Topics: shipping system
When shipping a few packages per day, a manual-entry workstation given to you for free by a carrier (FedEx, UPS, etc.) or even a multicarrier solution designed for an office can get the job done. However, systems like these aren’t conducive to productivity.
If you're a small-package shipper, the prospect of Amazon entering the package delivery market should be intriguing. Currently, doing business for you means offering a handful of carriers (UPS, FedEx and perhaps the U.S. Postal Service), so your clients have the best possible shipping options.
For those not familiar with warehouse automation systems, using print and apply processes typically means you are placing a label or labels on a box – in today’s example, we are specifically speaking of a small parcel shipment – that needs to add a carrier and/or box label automatically, via a print and apply mechanical process.
If you are still using a carrier or third-party shipping system that has a shipping screen, why? Perhaps you’ve never considered this question, but redesigning your system to remove the need for a shipping screen could lead to big cost savings, so it is worth evaluating for your own business.

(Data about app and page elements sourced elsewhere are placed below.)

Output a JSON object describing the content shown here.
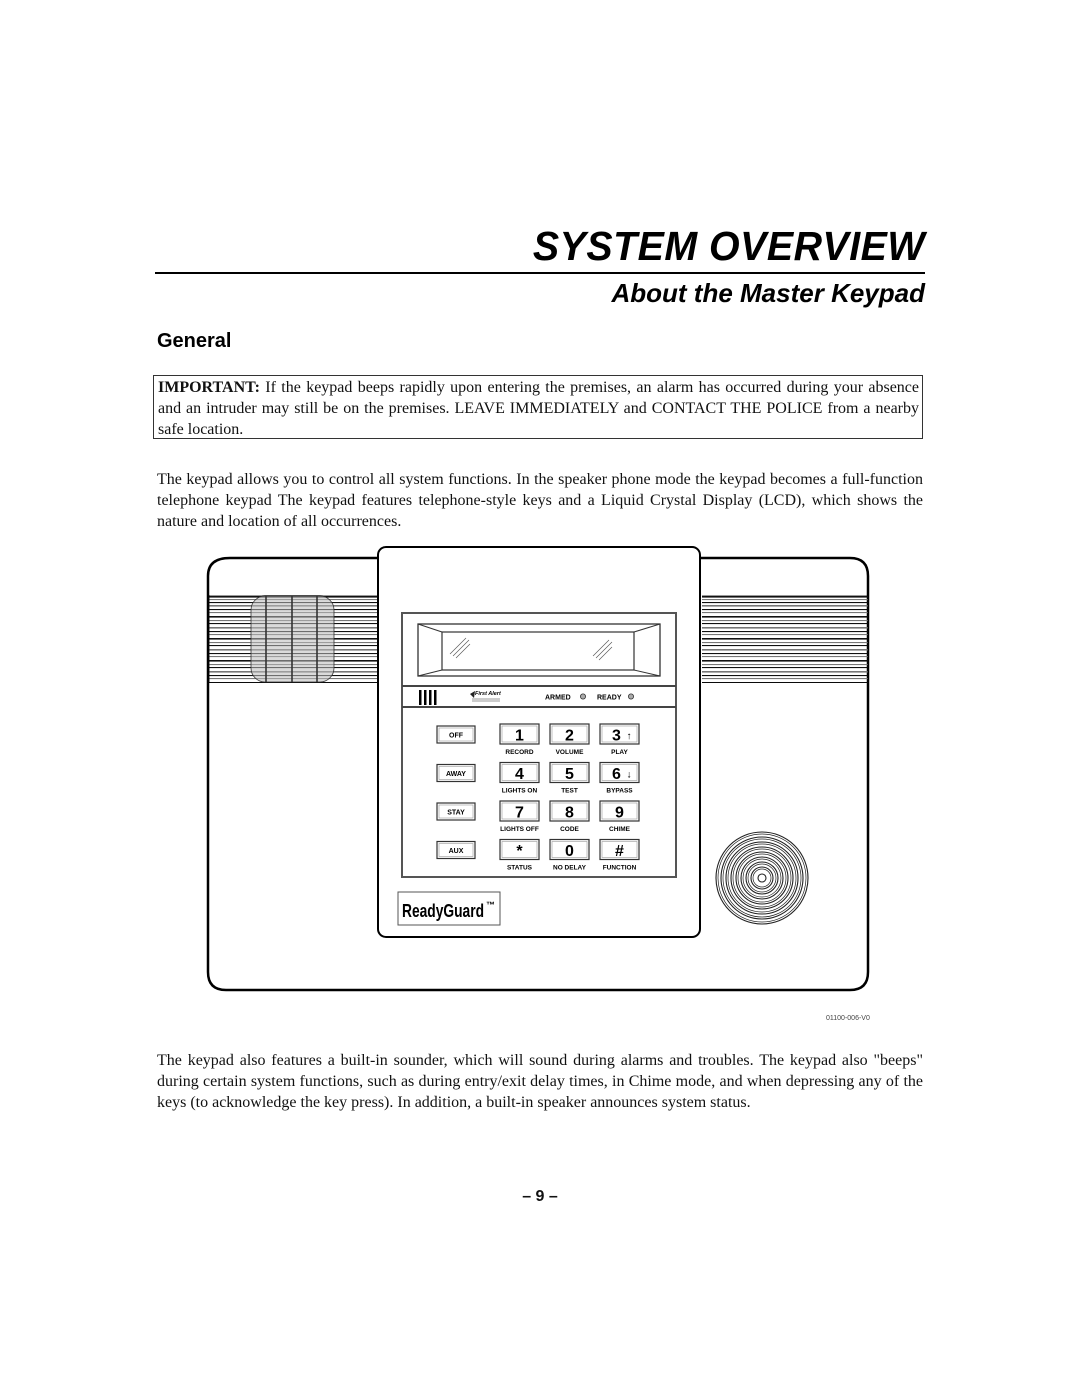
{
  "header": {
    "title": "SYSTEM OVERVIEW",
    "subtitle": "About the Master Keypad"
  },
  "section": {
    "heading": "General"
  },
  "important_box": {
    "lead": "IMPORTANT:",
    "text": " If the keypad beeps rapidly upon entering the premises, an alarm has occurred during your absence and an intruder may still be on the premises. LEAVE IMMEDIATELY and CONTACT THE POLICE from a nearby safe location."
  },
  "paragraphs": [
    "The keypad allows you to control all system functions. In the speaker phone mode the keypad becomes a full-function telephone keypad The keypad features telephone-style keys and a Liquid Crystal Display (LCD), which shows the nature and location of all occurrences.",
    "The keypad also features a built-in sounder, which will sound during alarms and troubles. The keypad also \"beeps\" during certain system functions, such as during entry/exit delay times, in Chime mode, and when depressing any of the keys (to acknowledge the key press). In addition, a built-in speaker announces system status."
  ],
  "figure": {
    "code": "01100-006-V0",
    "brand": "ReadyGuard",
    "brand_mark": "™",
    "logo_text": "First Alert",
    "indicators": [
      {
        "label": "ARMED"
      },
      {
        "label": "READY"
      }
    ],
    "function_keys": [
      {
        "label": "OFF"
      },
      {
        "label": "AWAY"
      },
      {
        "label": "STAY"
      },
      {
        "label": "AUX"
      }
    ],
    "keys": [
      {
        "key": "1",
        "sub": "RECORD",
        "icon": ""
      },
      {
        "key": "2",
        "sub": "VOLUME",
        "icon": ""
      },
      {
        "key": "3",
        "sub": "PLAY",
        "icon": "↑"
      },
      {
        "key": "4",
        "sub": "LIGHTS ON",
        "icon": ""
      },
      {
        "key": "5",
        "sub": "TEST",
        "icon": ""
      },
      {
        "key": "6",
        "sub": "BYPASS",
        "icon": "↓"
      },
      {
        "key": "7",
        "sub": "LIGHTS OFF",
        "icon": ""
      },
      {
        "key": "8",
        "sub": "CODE",
        "icon": ""
      },
      {
        "key": "9",
        "sub": "CHIME",
        "icon": ""
      },
      {
        "key": "*",
        "sub": "STATUS",
        "icon": ""
      },
      {
        "key": "0",
        "sub": "NO DELAY",
        "icon": ""
      },
      {
        "key": "#",
        "sub": "FUNCTION",
        "icon": ""
      }
    ]
  },
  "footer": {
    "page_number": "– 9 –"
  }
}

In the past five years, e-commerce companies have seen a huge shift with how residential packages that weigh under five pounds are handled: Up to 50 percent of these packages are now going through the United States Postal Service.
It's important to have a shipping system that operates smoothly to expedite shipping timeframes, maintain customer satisfaction and maximize how many packages your shipping team sends out each week. However, as your business grows to process a larger number of packages, you may experience a bottleneck and face difficulties getting shipments out.

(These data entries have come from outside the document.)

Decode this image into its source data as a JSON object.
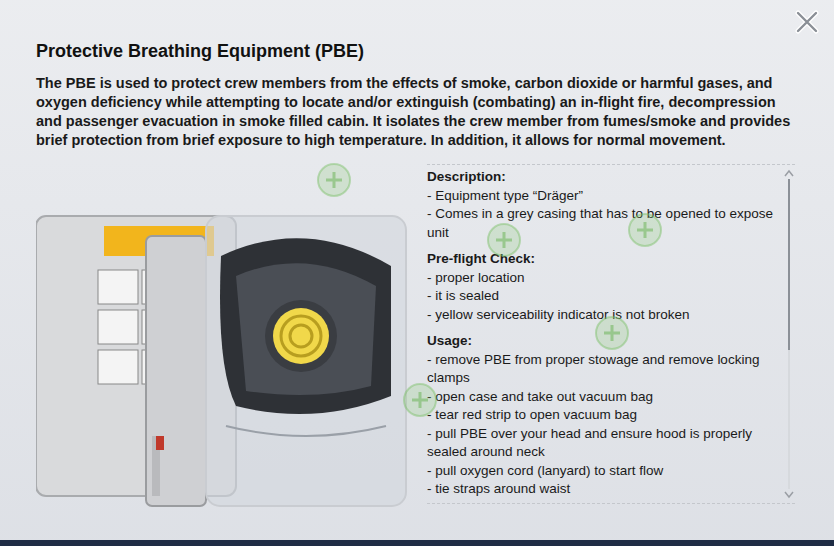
{
  "dialog": {
    "title": "Protective Breathing Equipment (PBE)",
    "intro": "The PBE is used to protect crew members from the effects of smoke, carbon dioxide or harmful gases, and oxygen deficiency while attempting to locate and/or extinguish (combating) an in-flight fire, decompression and passenger evacuation in smoke filled cabin. It isolates the crew member from fumes/smoke and provides brief protection from brief exposure to high temperature. In addition, it allows for normal movement."
  },
  "sections": [
    {
      "heading": "Description:",
      "items": [
        "- Equipment type “Dräger”",
        "- Comes in a grey casing that has to be opened to expose unit"
      ]
    },
    {
      "heading": "Pre-flight Check:",
      "items": [
        "- proper location",
        "- it is sealed",
        "- yellow serviceability indicator is not broken"
      ]
    },
    {
      "heading": "Usage:",
      "items": [
        "- remove PBE from proper stowage and remove locking clamps",
        "- open case and take out vacuum bag",
        "- tear red strip to open vacuum bag",
        "- pull PBE over your head and ensure hood is properly sealed around neck",
        "- pull oxygen cord (lanyard) to start flow",
        "- tie straps around waist"
      ]
    }
  ],
  "scrollbar": {
    "level": 0.55,
    "offset": 0
  }
}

Every day, Jim, a small business owner, opens the back door to his stationwagon and places customers' packages inside. He drives them down to the local post office and sends them off around the world.

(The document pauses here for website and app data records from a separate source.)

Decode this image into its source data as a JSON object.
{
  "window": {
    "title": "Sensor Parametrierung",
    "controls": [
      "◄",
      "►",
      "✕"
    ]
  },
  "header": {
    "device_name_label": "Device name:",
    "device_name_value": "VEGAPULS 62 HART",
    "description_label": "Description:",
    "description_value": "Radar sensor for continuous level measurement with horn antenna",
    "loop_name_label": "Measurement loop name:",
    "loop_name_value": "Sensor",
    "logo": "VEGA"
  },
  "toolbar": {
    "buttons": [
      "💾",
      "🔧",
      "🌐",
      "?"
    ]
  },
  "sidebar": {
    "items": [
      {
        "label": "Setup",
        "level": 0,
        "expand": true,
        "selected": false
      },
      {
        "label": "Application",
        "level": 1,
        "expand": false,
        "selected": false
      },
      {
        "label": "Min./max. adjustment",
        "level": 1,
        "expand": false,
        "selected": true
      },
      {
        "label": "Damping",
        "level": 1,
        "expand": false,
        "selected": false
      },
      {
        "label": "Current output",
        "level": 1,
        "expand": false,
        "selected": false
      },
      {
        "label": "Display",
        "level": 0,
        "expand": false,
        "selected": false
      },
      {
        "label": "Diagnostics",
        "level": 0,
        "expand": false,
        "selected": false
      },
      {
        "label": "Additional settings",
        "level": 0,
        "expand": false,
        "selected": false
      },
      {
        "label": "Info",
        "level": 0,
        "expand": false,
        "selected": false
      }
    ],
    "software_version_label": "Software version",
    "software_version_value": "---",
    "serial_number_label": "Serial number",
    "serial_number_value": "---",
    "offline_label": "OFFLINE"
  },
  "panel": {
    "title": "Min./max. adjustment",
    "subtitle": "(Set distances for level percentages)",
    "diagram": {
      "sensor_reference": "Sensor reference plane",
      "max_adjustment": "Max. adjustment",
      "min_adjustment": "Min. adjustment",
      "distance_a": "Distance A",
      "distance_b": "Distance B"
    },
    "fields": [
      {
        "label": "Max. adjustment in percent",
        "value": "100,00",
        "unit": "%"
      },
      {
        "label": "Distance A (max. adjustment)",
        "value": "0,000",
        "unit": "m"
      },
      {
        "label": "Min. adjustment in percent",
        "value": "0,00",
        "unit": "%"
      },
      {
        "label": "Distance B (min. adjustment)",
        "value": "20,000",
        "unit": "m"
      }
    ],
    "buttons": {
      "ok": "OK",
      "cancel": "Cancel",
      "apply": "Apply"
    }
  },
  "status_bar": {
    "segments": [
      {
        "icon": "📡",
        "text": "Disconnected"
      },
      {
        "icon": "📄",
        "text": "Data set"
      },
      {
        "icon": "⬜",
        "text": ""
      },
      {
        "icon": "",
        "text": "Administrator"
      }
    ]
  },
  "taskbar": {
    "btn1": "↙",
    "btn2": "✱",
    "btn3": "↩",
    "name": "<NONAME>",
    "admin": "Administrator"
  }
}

But lately the station wagon has been stuffed to the brim.
Business has grown every week, and the old station wagon is getting too small to handle all the boxes. Some days he has to even make two trips. He knows he needs a panel truck to handle all the packages, but he isn’t sure when to make the move.
Although you are a much bigger company, in a lot of ways your shipping situation might be like Jim’s. You are shipping more packages every week, possibly 500 to 1,000 per day. You might use the APIs from major carriers to handle the load, but you are adding staff and shipping times are not getting shorter.
But like Jim, you are not sure when to make a step up to the next level, or you may not know what options are available to help you save time and money in shipping costs.
Topics: multichannel shipping
So, you're finally outgrowing your warehouse. That's great—right?
Maybe yes, and maybe no. Running out of room in your warehouse can be a sign of great growth for your business, but it could just as easily be a sign of storage mismanagement.
Before you rent another warehouse or pack up your current inventory to move to a bigger location, you must first determine the reasons why you are running out of space. This will help you make informed decisions about what to do next.